[[ MATERIAL TO PROCESS, beginning ]]

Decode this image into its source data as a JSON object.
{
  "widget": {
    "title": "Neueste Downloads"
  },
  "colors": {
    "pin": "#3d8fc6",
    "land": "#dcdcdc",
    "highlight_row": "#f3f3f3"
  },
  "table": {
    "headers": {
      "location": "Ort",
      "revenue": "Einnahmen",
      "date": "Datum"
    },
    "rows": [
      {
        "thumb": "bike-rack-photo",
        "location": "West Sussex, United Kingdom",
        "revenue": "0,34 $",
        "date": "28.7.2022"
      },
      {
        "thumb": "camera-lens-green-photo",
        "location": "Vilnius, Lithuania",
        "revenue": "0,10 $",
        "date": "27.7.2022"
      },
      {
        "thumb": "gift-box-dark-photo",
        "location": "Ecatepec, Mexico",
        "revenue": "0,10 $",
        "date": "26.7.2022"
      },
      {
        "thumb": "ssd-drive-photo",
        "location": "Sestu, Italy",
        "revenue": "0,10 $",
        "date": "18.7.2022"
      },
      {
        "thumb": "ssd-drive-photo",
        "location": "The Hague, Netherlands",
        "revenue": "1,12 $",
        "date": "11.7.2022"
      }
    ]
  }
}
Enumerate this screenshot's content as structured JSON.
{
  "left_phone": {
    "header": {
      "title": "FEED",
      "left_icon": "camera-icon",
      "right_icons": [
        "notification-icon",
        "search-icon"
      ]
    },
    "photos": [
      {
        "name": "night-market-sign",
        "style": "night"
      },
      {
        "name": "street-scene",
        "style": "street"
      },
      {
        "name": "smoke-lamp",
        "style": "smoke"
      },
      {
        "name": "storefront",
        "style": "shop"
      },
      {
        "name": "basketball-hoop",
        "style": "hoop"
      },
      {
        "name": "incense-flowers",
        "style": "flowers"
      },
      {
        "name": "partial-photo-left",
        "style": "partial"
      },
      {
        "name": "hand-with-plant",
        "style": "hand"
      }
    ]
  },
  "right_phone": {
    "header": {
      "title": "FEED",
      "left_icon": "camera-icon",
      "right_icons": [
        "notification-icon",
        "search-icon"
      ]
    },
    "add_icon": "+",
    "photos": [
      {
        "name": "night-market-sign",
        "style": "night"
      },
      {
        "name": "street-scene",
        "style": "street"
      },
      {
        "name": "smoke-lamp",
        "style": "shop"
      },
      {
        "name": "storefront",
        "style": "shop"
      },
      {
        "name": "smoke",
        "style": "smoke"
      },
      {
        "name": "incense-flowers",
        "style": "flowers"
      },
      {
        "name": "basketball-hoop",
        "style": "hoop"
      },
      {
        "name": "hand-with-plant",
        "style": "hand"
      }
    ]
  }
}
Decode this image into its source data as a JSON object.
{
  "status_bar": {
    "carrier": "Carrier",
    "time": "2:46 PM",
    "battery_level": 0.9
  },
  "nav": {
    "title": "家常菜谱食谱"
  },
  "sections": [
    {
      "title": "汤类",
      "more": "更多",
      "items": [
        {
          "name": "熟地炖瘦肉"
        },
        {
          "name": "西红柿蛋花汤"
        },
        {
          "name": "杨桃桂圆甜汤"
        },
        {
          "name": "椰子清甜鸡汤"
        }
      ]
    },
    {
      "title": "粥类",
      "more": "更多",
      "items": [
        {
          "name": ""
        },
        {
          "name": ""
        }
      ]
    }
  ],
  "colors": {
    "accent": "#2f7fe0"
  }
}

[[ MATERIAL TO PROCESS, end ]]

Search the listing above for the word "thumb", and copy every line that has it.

        "thumb": "bike-rack-photo",
        "thumb": "camera-lens-green-photo",
        "thumb": "gift-box-dark-photo",
        "thumb": "ssd-drive-photo",
        "thumb": "ssd-drive-photo",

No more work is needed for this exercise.